- Exercise:
Faithfully repeat each entry below, minus the pictures.
Start of Block
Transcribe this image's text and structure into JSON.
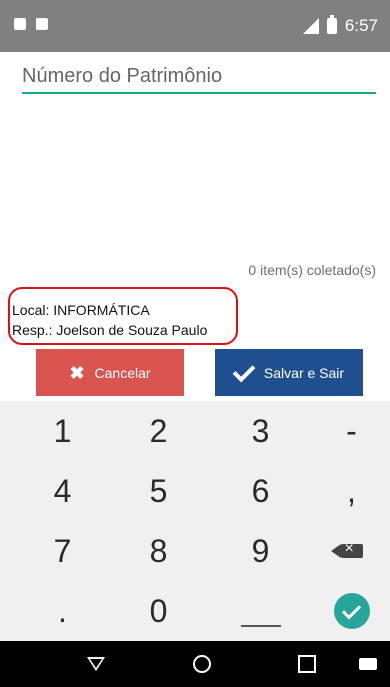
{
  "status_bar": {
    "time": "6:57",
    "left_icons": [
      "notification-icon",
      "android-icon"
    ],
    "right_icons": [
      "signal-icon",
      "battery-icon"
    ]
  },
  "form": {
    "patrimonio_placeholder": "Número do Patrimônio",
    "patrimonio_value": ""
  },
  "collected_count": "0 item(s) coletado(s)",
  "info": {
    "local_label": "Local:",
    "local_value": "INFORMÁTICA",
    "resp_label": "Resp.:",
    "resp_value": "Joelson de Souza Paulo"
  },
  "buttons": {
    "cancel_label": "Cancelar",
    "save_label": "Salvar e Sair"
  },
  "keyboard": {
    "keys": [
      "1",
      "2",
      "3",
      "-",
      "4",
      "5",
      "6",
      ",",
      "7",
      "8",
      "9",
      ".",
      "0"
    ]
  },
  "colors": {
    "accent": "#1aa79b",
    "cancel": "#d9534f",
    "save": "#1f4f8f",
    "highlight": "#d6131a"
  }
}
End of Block
- Expected answer:
Transcribe this image's text and structure into JSON.
{
  "status_bar": {
    "time": "6:57",
    "left_icons": [
      "notification-icon",
      "android-icon"
    ],
    "right_icons": [
      "signal-icon",
      "battery-icon"
    ]
  },
  "form": {
    "patrimonio_placeholder": "Número do Patrimônio",
    "patrimonio_value": ""
  },
  "collected_count": "0 item(s) coletado(s)",
  "info": {
    "local_label": "Local:",
    "local_value": "INFORMÁTICA",
    "resp_label": "Resp.:",
    "resp_value": "Joelson de Souza Paulo"
  },
  "buttons": {
    "cancel_label": "Cancelar",
    "save_label": "Salvar e Sair"
  },
  "keyboard": {
    "keys": [
      "1",
      "2",
      "3",
      "-",
      "4",
      "5",
      "6",
      ",",
      "7",
      "8",
      "9",
      ".",
      "0"
    ]
  },
  "colors": {
    "accent": "#1aa79b",
    "cancel": "#d9534f",
    "save": "#1f4f8f",
    "highlight": "#d6131a"
  }
}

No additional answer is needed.